▶ **Directions**:
Every line of the records that holds the word "Google" should be copied.

▶ **Provided material**:
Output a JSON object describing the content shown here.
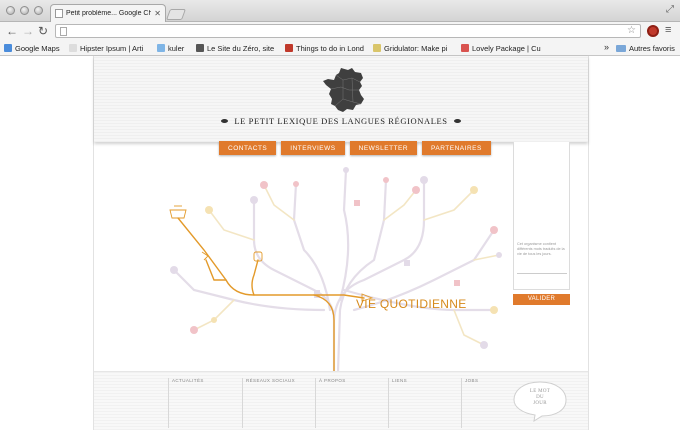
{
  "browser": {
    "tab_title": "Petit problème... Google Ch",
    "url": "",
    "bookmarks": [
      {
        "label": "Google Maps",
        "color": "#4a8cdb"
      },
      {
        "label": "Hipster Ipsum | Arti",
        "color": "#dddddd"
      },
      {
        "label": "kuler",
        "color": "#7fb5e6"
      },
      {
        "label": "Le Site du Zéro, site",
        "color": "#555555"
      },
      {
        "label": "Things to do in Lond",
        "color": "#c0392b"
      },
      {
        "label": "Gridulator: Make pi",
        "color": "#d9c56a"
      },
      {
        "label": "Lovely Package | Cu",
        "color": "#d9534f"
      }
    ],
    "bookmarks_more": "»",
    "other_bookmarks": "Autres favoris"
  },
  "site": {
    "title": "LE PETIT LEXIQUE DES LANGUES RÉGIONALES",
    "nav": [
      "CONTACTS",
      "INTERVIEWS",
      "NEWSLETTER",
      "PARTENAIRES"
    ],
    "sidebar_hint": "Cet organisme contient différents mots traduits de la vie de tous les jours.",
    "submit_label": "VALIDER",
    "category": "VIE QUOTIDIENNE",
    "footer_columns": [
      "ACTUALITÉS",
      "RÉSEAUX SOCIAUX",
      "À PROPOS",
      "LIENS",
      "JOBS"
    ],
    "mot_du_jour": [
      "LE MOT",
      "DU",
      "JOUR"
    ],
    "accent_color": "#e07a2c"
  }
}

▶ **Answer to this task**:
    "tab_title": "Petit problème... Google Ch",
        "label": "Google Maps",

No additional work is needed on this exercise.